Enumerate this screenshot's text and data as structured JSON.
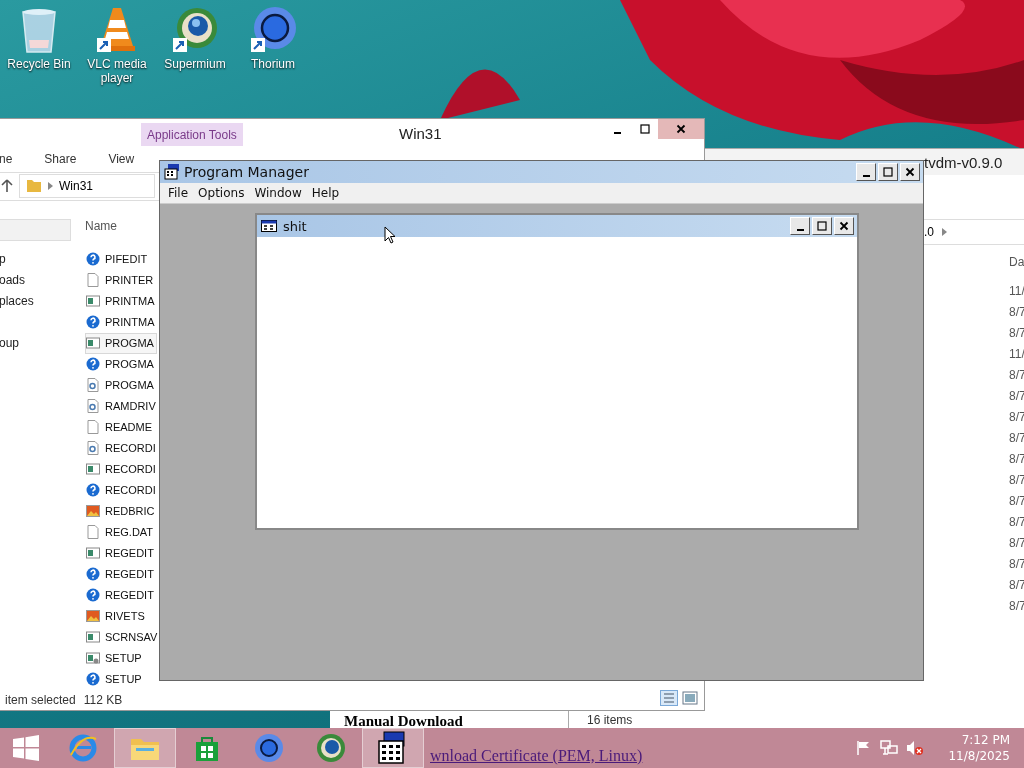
{
  "desktop_icons": [
    {
      "label": "Recycle Bin",
      "kind": "bin"
    },
    {
      "label": "VLC media player",
      "kind": "cone"
    },
    {
      "label": "Supermium",
      "kind": "supermium"
    },
    {
      "label": "Thorium",
      "kind": "thorium"
    }
  ],
  "explorer_right": {
    "title": "tvdm-v0.9.0",
    "address": ".0",
    "column": "Da",
    "dates": [
      "11/",
      "8/7",
      "8/7",
      "11/",
      "8/7",
      "8/7",
      "8/7",
      "8/7",
      "8/7",
      "8/7",
      "8/7",
      "8/7",
      "8/7",
      "8/7",
      "8/7",
      "8/7"
    ],
    "status": "16 items"
  },
  "browser_page": {
    "heading": "Manual Download",
    "link": "wnload Certificate (PEM, Linux)"
  },
  "explorer_left": {
    "title": "Win31",
    "context_tab": "Application Tools",
    "ribbon_tabs": [
      "ne",
      "Share",
      "View"
    ],
    "address": "Win31",
    "nav_items": [
      "p",
      "oads",
      "places",
      "oup"
    ],
    "column": "Name",
    "files": [
      {
        "name": "PIFEDIT",
        "kind": "help",
        "selected": false
      },
      {
        "name": "PRINTER",
        "kind": "doc",
        "selected": false
      },
      {
        "name": "PRINTMA",
        "kind": "exe",
        "selected": false
      },
      {
        "name": "PRINTMA",
        "kind": "help",
        "selected": false
      },
      {
        "name": "PROGMA",
        "kind": "exe",
        "selected": true
      },
      {
        "name": "PROGMA",
        "kind": "help",
        "selected": false
      },
      {
        "name": "PROGMA",
        "kind": "config",
        "selected": false
      },
      {
        "name": "RAMDRIV",
        "kind": "config",
        "selected": false
      },
      {
        "name": "README",
        "kind": "doc",
        "selected": false
      },
      {
        "name": "RECORDI",
        "kind": "config",
        "selected": false
      },
      {
        "name": "RECORDI",
        "kind": "exe",
        "selected": false
      },
      {
        "name": "RECORDI",
        "kind": "help",
        "selected": false
      },
      {
        "name": "REDBRIC",
        "kind": "image",
        "selected": false
      },
      {
        "name": "REG.DAT",
        "kind": "doc",
        "selected": false
      },
      {
        "name": "REGEDIT",
        "kind": "exe",
        "selected": false
      },
      {
        "name": "REGEDIT",
        "kind": "help",
        "selected": false
      },
      {
        "name": "REGEDIT",
        "kind": "help",
        "selected": false
      },
      {
        "name": "RIVETS",
        "kind": "image",
        "selected": false
      },
      {
        "name": "SCRNSAV",
        "kind": "exe",
        "selected": false
      },
      {
        "name": "SETUP",
        "kind": "setup",
        "selected": false
      },
      {
        "name": "SETUP",
        "kind": "help",
        "selected": false
      }
    ],
    "status": "item selected",
    "size": "112 KB"
  },
  "program_manager": {
    "title": "Program Manager",
    "menu": [
      "File",
      "Options",
      "Window",
      "Help"
    ],
    "group_window": {
      "title": "shit"
    }
  },
  "taskbar": {
    "apps": [
      {
        "kind": "ie",
        "open": false
      },
      {
        "kind": "explorer",
        "open": true
      },
      {
        "kind": "store",
        "open": false
      },
      {
        "kind": "thorium",
        "open": false
      },
      {
        "kind": "supermium",
        "open": false
      },
      {
        "kind": "progman",
        "open": true
      }
    ],
    "time": "7:12 PM",
    "date": "11/8/2025"
  }
}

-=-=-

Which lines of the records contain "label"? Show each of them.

Answer for this exercise –
      "label": "Recycle Bin",
      "label": "VLC media player",
      "label": "Supermium",
      "label": "Thorium",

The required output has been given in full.